■ Records:
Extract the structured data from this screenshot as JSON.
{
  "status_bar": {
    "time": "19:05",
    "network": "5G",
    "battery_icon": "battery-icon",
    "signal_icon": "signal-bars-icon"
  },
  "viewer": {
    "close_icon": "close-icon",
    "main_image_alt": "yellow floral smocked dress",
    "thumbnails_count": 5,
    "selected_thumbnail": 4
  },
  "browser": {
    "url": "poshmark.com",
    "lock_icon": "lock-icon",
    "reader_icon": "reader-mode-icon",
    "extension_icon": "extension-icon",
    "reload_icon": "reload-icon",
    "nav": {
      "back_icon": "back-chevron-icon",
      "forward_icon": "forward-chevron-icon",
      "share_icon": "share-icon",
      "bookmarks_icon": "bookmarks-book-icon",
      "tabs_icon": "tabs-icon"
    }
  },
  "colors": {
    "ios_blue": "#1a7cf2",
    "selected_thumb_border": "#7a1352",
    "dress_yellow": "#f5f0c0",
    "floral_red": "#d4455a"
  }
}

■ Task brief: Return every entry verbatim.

■ Answer box:
Extract the structured data from this screenshot as JSON.
{
  "status_bar": {
    "time": "19:05",
    "network": "5G",
    "battery_icon": "battery-icon",
    "signal_icon": "signal-bars-icon"
  },
  "viewer": {
    "close_icon": "close-icon",
    "main_image_alt": "yellow floral smocked dress",
    "thumbnails_count": 5,
    "selected_thumbnail": 4
  },
  "browser": {
    "url": "poshmark.com",
    "lock_icon": "lock-icon",
    "reader_icon": "reader-mode-icon",
    "extension_icon": "extension-icon",
    "reload_icon": "reload-icon",
    "nav": {
      "back_icon": "back-chevron-icon",
      "forward_icon": "forward-chevron-icon",
      "share_icon": "share-icon",
      "bookmarks_icon": "bookmarks-book-icon",
      "tabs_icon": "tabs-icon"
    }
  },
  "colors": {
    "ios_blue": "#1a7cf2",
    "selected_thumb_border": "#7a1352",
    "dress_yellow": "#f5f0c0",
    "floral_red": "#d4455a"
  }
}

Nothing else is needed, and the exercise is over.